[Start of section]

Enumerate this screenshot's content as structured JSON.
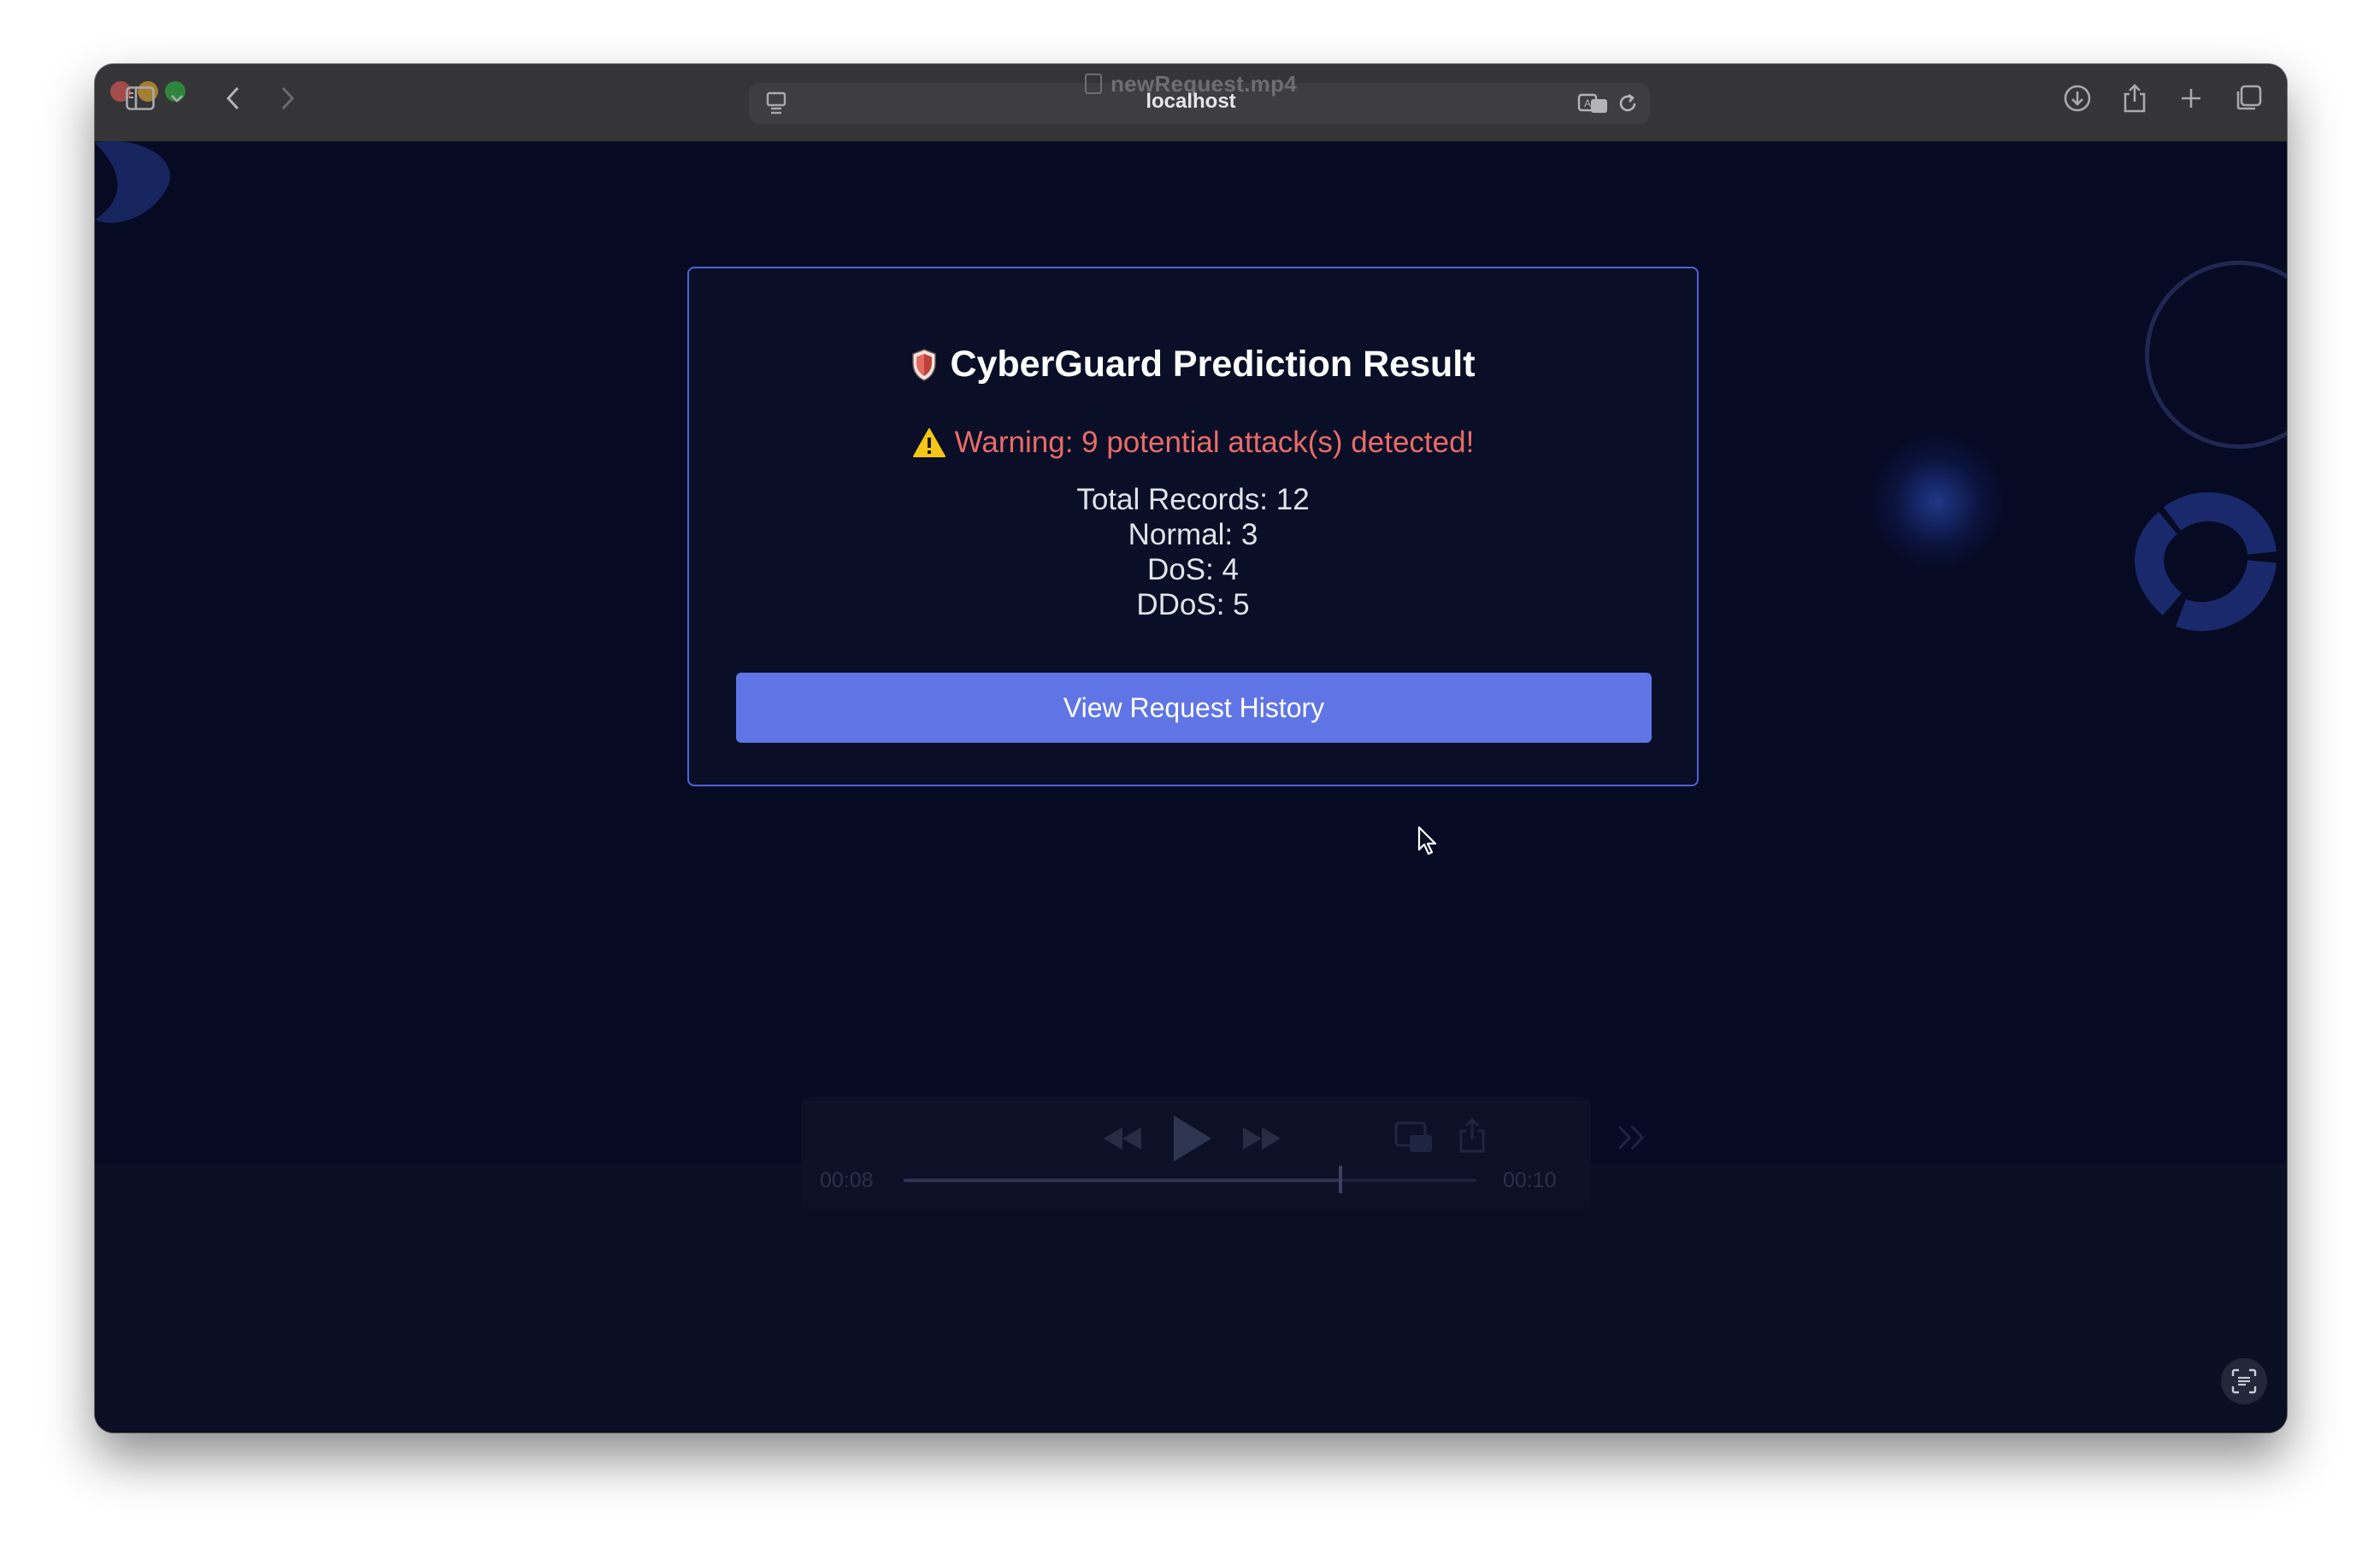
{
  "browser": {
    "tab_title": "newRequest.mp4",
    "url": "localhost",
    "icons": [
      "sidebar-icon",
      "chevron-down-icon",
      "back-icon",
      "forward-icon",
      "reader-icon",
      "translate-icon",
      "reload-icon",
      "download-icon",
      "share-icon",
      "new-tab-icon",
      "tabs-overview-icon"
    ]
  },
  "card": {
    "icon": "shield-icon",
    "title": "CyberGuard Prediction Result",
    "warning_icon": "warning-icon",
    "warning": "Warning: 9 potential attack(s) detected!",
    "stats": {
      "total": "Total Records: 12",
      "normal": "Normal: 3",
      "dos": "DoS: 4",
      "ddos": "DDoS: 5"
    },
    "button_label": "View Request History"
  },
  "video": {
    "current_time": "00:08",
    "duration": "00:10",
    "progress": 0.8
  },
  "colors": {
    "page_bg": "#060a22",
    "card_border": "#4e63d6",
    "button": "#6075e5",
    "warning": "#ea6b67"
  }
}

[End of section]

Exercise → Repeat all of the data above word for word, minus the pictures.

Exercise answer →
Enumerate this screenshot's content as structured JSON.
{
  "browser": {
    "tab_title": "newRequest.mp4",
    "url": "localhost",
    "icons": [
      "sidebar-icon",
      "chevron-down-icon",
      "back-icon",
      "forward-icon",
      "reader-icon",
      "translate-icon",
      "reload-icon",
      "download-icon",
      "share-icon",
      "new-tab-icon",
      "tabs-overview-icon"
    ]
  },
  "card": {
    "icon": "shield-icon",
    "title": "CyberGuard Prediction Result",
    "warning_icon": "warning-icon",
    "warning": "Warning: 9 potential attack(s) detected!",
    "stats": {
      "total": "Total Records: 12",
      "normal": "Normal: 3",
      "dos": "DoS: 4",
      "ddos": "DDoS: 5"
    },
    "button_label": "View Request History"
  },
  "video": {
    "current_time": "00:08",
    "duration": "00:10",
    "progress": 0.8
  },
  "colors": {
    "page_bg": "#060a22",
    "card_border": "#4e63d6",
    "button": "#6075e5",
    "warning": "#ea6b67"
  }
}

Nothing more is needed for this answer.